Police Chief Ruben Ortega on Sunday compared the Liberty Park drum circle
with troubled Pioneer Park, where drug-dealing and loitering drove
Corradini to forcibly scour the block three years ago. Corradini closed
that park for a month for maintenance and hired security officers to
oversee the 10 acres when it reopened.
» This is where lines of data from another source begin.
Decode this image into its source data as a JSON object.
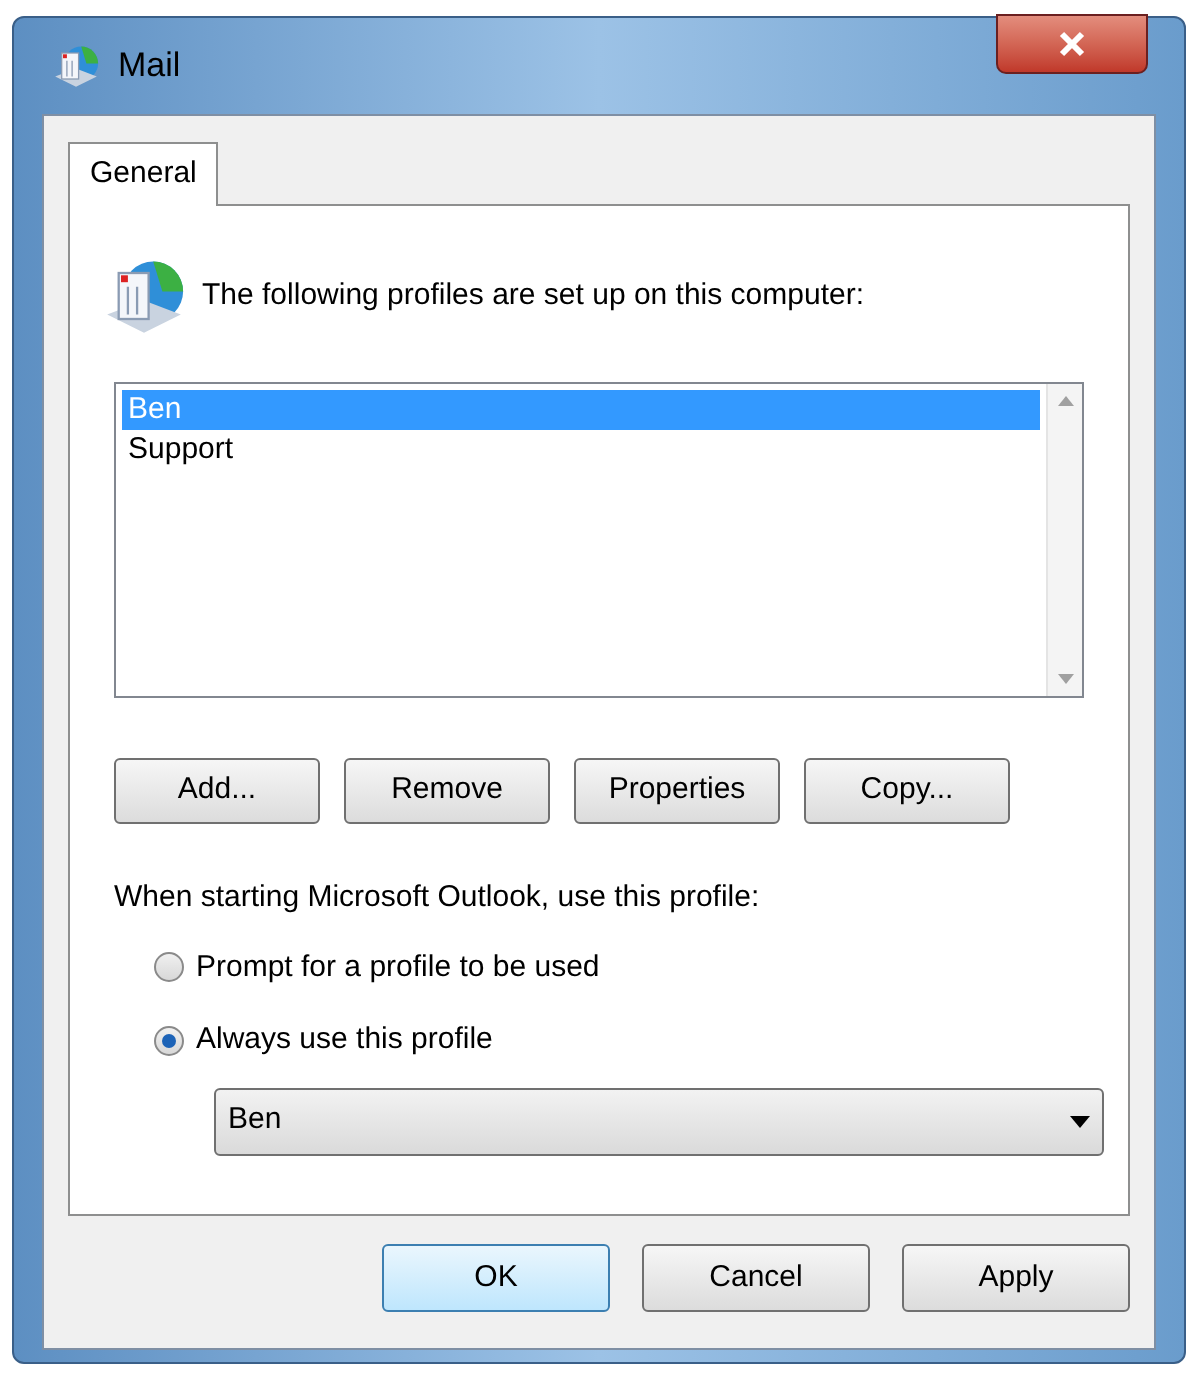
{
  "window": {
    "title": "Mail"
  },
  "tabs": [
    {
      "label": "General",
      "selected": true
    }
  ],
  "intro": "The following profiles are set up on this computer:",
  "profiles": [
    {
      "name": "Ben",
      "selected": true
    },
    {
      "name": "Support",
      "selected": false
    }
  ],
  "profile_buttons": [
    "Add...",
    "Remove",
    "Properties",
    "Copy..."
  ],
  "startup_label": "When starting Microsoft Outlook, use this profile:",
  "startup_options": [
    {
      "label": "Prompt for a profile to be used",
      "selected": false
    },
    {
      "label": "Always use this profile",
      "selected": true
    }
  ],
  "profile_dropdown": {
    "value": "Ben"
  },
  "dialog_buttons": [
    {
      "label": "OK",
      "default": true
    },
    {
      "label": "Cancel",
      "default": false
    },
    {
      "label": "Apply",
      "default": false
    }
  ]
}
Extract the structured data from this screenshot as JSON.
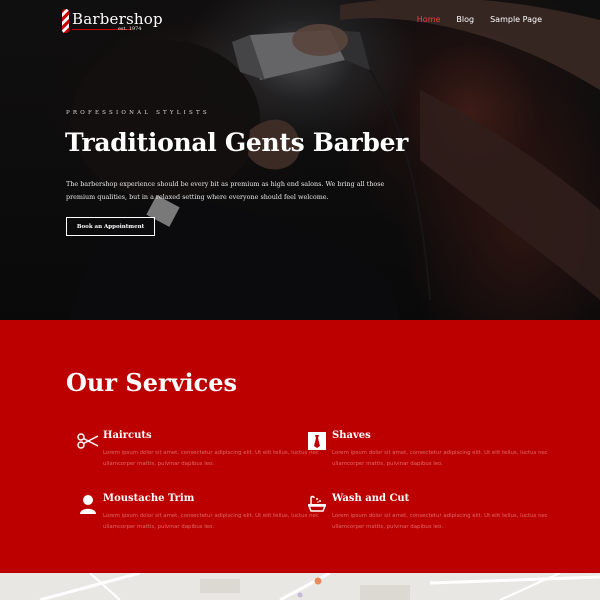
{
  "brand": {
    "name": "Barbershop",
    "est": "est. 1974"
  },
  "nav": {
    "items": [
      "Home",
      "Blog",
      "Sample Page"
    ],
    "active": "Home"
  },
  "hero": {
    "kicker": "PROFESSIONAL STYLISTS",
    "title": "Traditional Gents Barber",
    "description": "The barbershop experience should be every bit as premium as high end salons. We bring all those premium qualities, but in a relaxed setting where everyone should feel welcome.",
    "cta": "Book an Appointment"
  },
  "services": {
    "title": "Our Services",
    "items": [
      {
        "name": "Haircuts",
        "icon": "scissors-icon",
        "text": "Lorem ipsum dolor sit amet, consectetur adipiscing elit. Ut elit tellus, luctus nec ullamcorper mattis, pulvinar dapibus leo."
      },
      {
        "name": "Shaves",
        "icon": "tie-icon",
        "text": "Lorem ipsum dolor sit amet, consectetur adipiscing elit. Ut elit tellus, luctus nec ullamcorper mattis, pulvinar dapibus leo."
      },
      {
        "name": "Moustache Trim",
        "icon": "user-icon",
        "text": "Lorem ipsum dolor sit amet, consectetur adipiscing elit. Ut elit tellus, luctus nec ullamcorper mattis, pulvinar dapibus leo."
      },
      {
        "name": "Wash and Cut",
        "icon": "bathtub-icon",
        "text": "Lorem ipsum dolor sit amet, consectetur adipiscing elit. Ut elit tellus, luctus nec ullamcorper mattis, pulvinar dapibus leo."
      }
    ]
  },
  "colors": {
    "accent": "#bc0000",
    "nav_active": "#e8403a"
  }
}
Patrols still sweep through the
park, rousting sleeping transients.

Christensen says administrators and police decided to send a zero-tolerance
message to the drum circlers. "The idea was to get a handle on it in the
spring," she says.

Council Chairman Keith Christensen refuses to second-guess police tactics.
"It's appropriate that we send a strong signal that if we find drug
activity, we deal with it and deal with it quickly," he says.

But other council members fear police were heavy-handed.

"There had to have been some other means," says Councilwoman Joanne Milner.
"We didn't need to go in there with billy clubs. It reminded me of the war
protests of the '60s and '70s. I just didn't want to see that."

Mayoral candidates point to Sunday's clash as evidence of problems in Salt
Lake City's administration and Police Department.

Attorney Ross "Rocky" Anderson, former Salt Lake County Commissioner Jim
Bradley and former Centro Civico Mexicano Director John Renteria have made
their disillusionment with the chief clear, intimating Ortega is in danger
of losing his job if they are elected. State Rep. Dave Jones is equally
skeptical of the chief's crime-fighting policies, but stops short of
promising to fire him. Community and Economic Development Director Stuart
Reid unabashedly backs Ortega.

"The police did what they needed to do to make sure both the park patrons
and the officers were safe," Reid says. "When you're dealing with these
kinds of incidents, it's better to have enough people on the ground to
create a show of force that perpetrators of crime cannot confront."

But Jones blames an absent Corradini for Sunday's "riot." He says an active
mayor would have arranged a meeting with circlers and police to explain
expectations and establish mutually understood rules of conduct. "But we
have an absentee mayor and a crisis on hand," Jones says.

Anderson blames Ortega. "The police essentially victimized everybody in
that park with their show of force and terror," Anderson says. "The people
who were in charge, whoever gave the order and allowed this to happen,
ought to be held to account. Ultimately, that should be Police Chief Ruben

For now, Anderson plans to organize a meeting, too late for Sunday's
debacle, but just in time for next week's inevitable gathering.


**In accordance with Title 17 U.S.C. section 107, this material is
distributed without charge or profit to those who have expressed a prior
interest in receiving this type of information for non-profit research and
educational purposes only.**

4,000+ POSTS by or via homeless & ex-homeless people
Nothing About Us Without Us - Democratize Public Policy